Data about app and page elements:
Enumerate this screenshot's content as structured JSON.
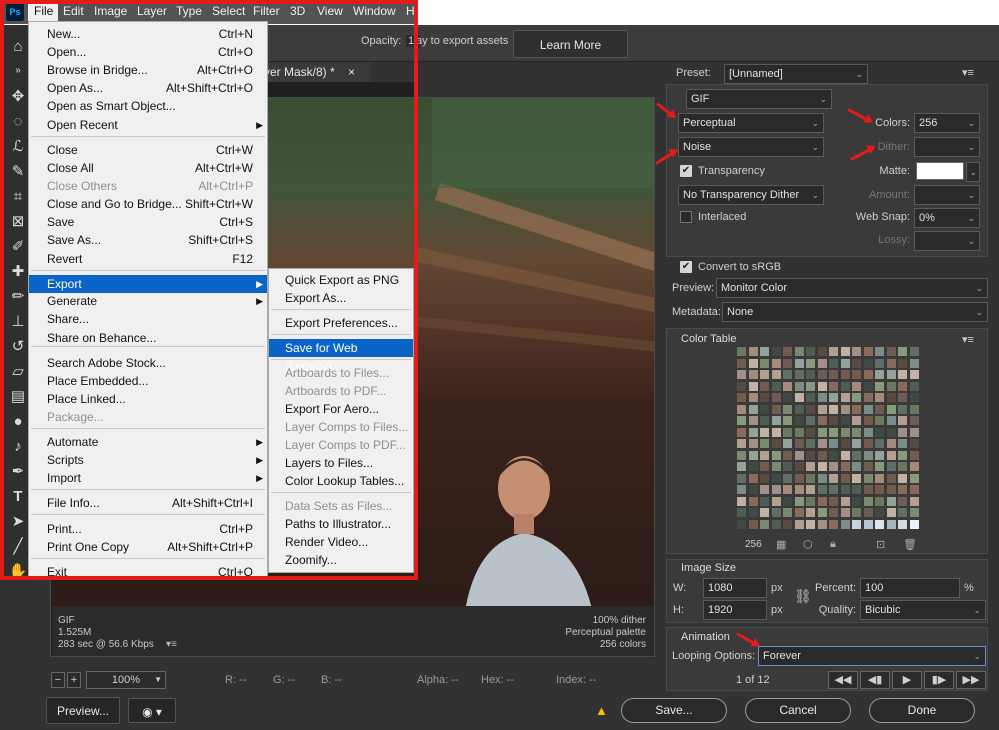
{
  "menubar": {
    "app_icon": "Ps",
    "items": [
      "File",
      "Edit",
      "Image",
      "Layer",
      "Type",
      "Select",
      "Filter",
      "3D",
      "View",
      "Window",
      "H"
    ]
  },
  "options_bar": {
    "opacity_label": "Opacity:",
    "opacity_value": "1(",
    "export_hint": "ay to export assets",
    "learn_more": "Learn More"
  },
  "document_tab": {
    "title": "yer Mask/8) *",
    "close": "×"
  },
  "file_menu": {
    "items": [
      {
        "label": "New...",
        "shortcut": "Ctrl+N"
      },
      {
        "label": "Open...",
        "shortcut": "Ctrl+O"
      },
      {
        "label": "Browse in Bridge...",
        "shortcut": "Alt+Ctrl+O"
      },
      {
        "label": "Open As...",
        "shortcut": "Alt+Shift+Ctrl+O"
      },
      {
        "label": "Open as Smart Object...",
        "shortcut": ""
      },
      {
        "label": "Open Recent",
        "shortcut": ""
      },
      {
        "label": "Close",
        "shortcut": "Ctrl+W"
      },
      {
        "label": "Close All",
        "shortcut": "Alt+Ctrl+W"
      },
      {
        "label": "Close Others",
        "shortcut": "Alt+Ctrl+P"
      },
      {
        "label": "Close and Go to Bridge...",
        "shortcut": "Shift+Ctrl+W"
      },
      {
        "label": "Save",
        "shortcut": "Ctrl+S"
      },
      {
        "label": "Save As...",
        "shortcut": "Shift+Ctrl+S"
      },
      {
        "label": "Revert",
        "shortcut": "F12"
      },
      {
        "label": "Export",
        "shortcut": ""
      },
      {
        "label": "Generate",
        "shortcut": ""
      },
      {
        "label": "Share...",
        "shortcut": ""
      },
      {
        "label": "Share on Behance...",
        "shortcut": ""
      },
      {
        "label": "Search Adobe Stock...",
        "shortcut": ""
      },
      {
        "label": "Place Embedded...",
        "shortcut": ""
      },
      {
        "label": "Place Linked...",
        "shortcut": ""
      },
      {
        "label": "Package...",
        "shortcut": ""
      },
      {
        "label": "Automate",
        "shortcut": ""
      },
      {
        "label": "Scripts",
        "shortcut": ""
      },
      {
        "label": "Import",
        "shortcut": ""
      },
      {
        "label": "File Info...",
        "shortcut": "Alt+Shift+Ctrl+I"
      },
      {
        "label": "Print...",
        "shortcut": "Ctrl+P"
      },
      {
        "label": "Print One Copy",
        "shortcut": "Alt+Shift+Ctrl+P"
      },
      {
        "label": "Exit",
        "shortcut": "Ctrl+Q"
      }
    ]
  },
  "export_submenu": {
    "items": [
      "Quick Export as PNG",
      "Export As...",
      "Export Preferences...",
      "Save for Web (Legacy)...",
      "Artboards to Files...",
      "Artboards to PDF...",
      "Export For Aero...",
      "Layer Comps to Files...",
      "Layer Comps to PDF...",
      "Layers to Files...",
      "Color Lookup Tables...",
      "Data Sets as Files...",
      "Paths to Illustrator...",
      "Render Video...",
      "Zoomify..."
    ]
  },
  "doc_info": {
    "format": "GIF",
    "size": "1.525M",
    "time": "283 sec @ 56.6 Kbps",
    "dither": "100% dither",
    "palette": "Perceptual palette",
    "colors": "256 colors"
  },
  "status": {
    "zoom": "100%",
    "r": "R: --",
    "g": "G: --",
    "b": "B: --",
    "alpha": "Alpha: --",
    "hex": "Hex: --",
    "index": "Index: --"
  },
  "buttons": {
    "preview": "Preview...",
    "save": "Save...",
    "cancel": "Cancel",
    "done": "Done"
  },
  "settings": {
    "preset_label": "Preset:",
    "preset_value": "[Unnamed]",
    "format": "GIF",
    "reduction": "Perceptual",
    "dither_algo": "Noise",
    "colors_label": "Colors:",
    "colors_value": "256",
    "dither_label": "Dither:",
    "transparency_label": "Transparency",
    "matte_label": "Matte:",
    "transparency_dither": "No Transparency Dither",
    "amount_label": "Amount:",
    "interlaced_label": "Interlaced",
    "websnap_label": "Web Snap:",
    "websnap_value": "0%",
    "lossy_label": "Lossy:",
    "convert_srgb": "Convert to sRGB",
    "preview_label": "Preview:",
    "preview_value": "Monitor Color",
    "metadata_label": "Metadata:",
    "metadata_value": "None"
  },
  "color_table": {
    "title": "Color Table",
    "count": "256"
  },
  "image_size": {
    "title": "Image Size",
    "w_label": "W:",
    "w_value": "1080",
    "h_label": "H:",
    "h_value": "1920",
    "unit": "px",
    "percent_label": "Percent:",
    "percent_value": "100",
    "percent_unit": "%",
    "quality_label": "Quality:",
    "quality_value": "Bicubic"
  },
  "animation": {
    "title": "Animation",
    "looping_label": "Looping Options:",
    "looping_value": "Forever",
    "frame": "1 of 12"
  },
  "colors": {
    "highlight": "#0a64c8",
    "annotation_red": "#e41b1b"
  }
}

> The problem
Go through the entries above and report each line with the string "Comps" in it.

> Response to the task
      "Layer Comps to Files...",
      "Layer Comps to PDF...",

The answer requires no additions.